In short, these changes require us to reform our current business practices and consolidate the nuclear security enterprise while we ensure that our most important resource – our people – are energized and challenged.
What if We Don’t Transform?
What will happen if we do not transform and just maintain the status quo? The short answer is we will reach the point where NNSA will be unable to perform America’s nuclear security mission, including maintaining the nuclear deterrent. Every year the costs to maintain, operate and secure our physical infrastructure continue to rise. The JASONs, an independent group of scientists that advises the government, the Defense Nuclear Facilities Safety Board (DNSFB), the Defense Science Board and the Secretary of Energy Advisory Board have all issued reports or findings over the past several years highlighting the need for changes in NNSA and the nuclear security enterprise. Delay in beginning this phase of transformation will only increase the costs and risks of maintaining the nuclear deterrent.
We cannot continue to do 21st Century national security business with a 50-year-old Cold War infrastructure. The need for sustaining future plutonium and uranium capabilities is without question. One common thread among all these experts is the agreement that we will need these capabilities to maintain our nuclear deterrent. Take the 50-year-old Chemistry and Metallurgy Research (CMR) Facility at Los Alamos, for example. The DNSFB has clearly stated that the CMR has significant safety issues which cannot be addressed in the existing structure. Similar issues exist at Y-12 with regards to Building 9212, which currently houses many of our legacy uranium processing operations. The country can not afford to wait any longer.
As Administrator, I am responsible for sustaining our capabilities that support the Nation’s commitment to maintain the lowest number of nuclear weapons consistent with U.S. national security requirements. Since my first day as acting Deputy Administrator for Defense Programs, I have taken a long hard look at the nuclear security enterprise, and where we need to be. I am convinced that what I have outlined here is the best path. And I also feel that the need for change is urgent. We must stop pouring money into an old, Cold War complex that is too big and too expensive.
This will not be easy, but the key to successfully meeting our mission is to ensure that we become a smaller, safer, more secure, and less expensive enterprise that leverages the scientific and technical capabilities of our workforce to meet all our national security requirements. We need buildings, methods and materials that are safer for our workers than those used during the Cold War.

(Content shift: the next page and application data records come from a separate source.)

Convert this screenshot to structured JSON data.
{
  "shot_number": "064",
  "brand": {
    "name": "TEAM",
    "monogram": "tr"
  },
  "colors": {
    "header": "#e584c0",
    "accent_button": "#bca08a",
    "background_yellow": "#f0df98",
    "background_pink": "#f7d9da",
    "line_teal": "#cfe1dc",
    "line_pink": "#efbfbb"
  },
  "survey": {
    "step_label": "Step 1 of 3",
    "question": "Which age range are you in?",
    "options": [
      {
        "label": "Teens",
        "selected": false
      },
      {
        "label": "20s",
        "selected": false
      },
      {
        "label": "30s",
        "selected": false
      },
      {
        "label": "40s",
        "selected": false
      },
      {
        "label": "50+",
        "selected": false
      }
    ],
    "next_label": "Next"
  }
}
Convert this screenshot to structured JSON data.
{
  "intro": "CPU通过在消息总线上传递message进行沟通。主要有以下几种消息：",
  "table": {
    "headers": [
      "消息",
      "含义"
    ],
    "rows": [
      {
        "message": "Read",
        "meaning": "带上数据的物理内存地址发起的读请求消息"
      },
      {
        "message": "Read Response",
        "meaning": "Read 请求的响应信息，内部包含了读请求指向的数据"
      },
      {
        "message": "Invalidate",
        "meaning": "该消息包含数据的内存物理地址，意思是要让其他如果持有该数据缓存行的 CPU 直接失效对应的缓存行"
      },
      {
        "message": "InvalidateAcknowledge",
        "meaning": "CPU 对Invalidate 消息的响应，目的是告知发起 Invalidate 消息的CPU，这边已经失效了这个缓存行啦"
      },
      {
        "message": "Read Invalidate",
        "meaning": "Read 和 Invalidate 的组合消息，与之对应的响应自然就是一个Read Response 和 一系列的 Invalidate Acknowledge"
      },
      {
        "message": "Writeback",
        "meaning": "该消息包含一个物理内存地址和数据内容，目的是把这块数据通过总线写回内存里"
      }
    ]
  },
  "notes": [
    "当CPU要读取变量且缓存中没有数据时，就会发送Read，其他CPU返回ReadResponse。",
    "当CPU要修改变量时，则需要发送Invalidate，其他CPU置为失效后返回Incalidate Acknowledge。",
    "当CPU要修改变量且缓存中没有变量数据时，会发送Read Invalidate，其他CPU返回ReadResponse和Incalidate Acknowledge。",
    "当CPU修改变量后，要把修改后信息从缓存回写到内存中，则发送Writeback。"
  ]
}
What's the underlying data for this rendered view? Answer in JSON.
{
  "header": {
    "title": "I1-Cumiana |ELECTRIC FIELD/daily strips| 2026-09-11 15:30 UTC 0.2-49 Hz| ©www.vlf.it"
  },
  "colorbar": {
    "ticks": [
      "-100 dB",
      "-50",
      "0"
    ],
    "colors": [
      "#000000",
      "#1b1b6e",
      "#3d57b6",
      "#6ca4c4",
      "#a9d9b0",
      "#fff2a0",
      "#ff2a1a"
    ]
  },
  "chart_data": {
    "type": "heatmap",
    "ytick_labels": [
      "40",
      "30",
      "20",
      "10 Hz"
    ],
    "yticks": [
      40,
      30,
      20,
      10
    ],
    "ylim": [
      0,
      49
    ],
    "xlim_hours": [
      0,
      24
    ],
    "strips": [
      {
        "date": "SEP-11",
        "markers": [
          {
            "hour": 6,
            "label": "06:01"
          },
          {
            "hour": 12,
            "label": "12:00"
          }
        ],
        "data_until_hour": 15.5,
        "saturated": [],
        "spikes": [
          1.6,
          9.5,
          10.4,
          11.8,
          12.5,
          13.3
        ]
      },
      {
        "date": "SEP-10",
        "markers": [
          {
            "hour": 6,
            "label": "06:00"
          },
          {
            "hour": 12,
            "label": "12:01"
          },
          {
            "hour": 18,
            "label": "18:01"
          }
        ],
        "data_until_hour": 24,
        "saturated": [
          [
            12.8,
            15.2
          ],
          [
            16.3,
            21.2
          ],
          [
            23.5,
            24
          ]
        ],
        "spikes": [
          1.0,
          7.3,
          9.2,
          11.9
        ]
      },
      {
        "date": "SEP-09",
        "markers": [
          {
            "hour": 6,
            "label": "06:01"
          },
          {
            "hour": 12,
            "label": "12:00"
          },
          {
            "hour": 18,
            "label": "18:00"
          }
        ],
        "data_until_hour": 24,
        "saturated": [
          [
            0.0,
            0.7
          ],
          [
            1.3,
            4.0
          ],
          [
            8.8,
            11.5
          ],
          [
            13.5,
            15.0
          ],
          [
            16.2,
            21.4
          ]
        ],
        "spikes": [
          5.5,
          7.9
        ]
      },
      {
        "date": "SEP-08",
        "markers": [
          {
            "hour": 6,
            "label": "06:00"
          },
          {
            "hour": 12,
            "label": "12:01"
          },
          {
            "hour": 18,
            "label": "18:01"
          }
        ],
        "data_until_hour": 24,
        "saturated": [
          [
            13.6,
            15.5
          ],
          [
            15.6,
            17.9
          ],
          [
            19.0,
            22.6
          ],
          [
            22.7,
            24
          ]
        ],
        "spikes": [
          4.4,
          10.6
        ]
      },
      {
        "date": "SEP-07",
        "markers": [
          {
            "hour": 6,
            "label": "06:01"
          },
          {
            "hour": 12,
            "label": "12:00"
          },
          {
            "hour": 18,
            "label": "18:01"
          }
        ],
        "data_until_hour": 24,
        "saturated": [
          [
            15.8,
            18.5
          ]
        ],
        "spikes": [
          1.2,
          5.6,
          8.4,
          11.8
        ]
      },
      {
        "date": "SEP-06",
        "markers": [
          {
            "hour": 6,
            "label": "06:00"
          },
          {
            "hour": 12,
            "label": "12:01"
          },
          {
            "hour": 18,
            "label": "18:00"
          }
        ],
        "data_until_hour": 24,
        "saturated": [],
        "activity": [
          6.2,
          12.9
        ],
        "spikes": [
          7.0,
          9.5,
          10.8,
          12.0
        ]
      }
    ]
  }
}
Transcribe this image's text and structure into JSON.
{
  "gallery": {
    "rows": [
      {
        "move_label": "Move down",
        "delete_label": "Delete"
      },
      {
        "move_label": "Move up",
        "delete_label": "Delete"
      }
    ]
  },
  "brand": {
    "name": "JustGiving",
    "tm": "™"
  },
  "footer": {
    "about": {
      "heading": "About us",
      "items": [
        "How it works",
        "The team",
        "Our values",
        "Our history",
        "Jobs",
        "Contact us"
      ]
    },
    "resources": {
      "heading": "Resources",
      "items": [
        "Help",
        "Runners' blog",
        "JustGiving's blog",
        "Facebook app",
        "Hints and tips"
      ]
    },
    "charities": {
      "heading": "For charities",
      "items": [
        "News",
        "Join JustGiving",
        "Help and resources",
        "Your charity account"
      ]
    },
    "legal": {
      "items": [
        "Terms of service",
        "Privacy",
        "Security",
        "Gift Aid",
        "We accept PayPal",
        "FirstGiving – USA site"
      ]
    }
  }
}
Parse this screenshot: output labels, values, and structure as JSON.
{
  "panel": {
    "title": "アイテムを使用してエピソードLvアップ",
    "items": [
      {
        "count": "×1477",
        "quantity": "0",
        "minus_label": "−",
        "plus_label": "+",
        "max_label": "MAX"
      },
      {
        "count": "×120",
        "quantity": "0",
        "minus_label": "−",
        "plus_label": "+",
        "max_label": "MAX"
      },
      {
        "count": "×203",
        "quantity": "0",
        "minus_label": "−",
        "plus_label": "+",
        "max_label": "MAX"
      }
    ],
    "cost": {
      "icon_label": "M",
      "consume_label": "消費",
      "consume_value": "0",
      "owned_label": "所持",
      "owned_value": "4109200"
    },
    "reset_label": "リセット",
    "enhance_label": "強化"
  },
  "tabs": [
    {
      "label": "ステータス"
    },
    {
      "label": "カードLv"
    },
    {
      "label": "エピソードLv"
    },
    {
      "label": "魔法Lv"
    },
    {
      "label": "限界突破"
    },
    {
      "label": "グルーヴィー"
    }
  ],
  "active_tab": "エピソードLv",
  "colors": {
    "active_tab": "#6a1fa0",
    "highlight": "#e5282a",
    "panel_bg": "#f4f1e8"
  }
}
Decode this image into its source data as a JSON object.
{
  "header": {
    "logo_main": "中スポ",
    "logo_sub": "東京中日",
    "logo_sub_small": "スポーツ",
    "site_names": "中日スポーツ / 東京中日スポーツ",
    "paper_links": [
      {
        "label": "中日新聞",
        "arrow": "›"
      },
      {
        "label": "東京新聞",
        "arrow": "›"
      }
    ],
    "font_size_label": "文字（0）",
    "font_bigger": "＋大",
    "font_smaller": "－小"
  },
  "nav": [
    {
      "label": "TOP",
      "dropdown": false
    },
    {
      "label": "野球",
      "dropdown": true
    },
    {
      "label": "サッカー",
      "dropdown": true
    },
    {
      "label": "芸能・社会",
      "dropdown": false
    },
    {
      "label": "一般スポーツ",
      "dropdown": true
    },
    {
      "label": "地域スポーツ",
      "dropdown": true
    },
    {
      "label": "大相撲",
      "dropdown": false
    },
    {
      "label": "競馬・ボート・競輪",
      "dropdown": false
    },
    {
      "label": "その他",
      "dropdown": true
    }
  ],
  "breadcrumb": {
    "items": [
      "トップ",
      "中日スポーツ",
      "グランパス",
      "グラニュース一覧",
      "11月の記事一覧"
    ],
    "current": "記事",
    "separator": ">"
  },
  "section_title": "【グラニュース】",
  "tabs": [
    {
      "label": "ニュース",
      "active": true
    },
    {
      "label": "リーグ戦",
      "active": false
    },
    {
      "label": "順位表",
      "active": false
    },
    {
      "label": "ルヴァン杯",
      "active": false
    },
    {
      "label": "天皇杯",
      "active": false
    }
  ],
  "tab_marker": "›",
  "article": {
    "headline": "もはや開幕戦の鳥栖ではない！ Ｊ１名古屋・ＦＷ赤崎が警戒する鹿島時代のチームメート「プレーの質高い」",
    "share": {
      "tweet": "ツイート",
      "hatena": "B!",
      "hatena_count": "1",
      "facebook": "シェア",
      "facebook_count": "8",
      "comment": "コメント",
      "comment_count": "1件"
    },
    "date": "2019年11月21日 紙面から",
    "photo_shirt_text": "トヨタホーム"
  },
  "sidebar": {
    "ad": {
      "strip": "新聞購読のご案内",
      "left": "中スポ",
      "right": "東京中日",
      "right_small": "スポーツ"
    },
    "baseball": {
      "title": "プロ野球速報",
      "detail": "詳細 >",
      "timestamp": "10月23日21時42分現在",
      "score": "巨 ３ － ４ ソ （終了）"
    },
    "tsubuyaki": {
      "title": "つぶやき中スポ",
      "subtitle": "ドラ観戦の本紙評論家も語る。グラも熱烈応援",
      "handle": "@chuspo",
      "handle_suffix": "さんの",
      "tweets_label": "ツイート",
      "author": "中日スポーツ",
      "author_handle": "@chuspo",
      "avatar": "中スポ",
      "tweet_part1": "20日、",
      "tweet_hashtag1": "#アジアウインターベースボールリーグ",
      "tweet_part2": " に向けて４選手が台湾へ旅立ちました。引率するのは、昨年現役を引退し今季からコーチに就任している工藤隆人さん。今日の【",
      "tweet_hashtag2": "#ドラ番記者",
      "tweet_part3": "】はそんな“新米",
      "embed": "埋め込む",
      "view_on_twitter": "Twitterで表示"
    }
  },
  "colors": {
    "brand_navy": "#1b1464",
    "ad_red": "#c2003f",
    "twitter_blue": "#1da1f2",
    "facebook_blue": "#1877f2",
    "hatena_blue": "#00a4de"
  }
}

Our dedicated workforce is the key to transformation and its success. They will be the agents of transformation and their insights, experience and proven dedication will be needed to carry it out. Their expertise constitutes a key element of our nation’s national security. In the end it all comes down to people and unsurpassed technical capabilities. It comes down to maintaining and attracting the best people in this country, doing incredibly challenging and important work for our Nation’s security. And it comes down to good stewardship, retiring large Cold War-era facilities and modernizing the infrastructure that our people rely on for “Getting the Job Done.”
Thank you, I’ll be happy to take your questions.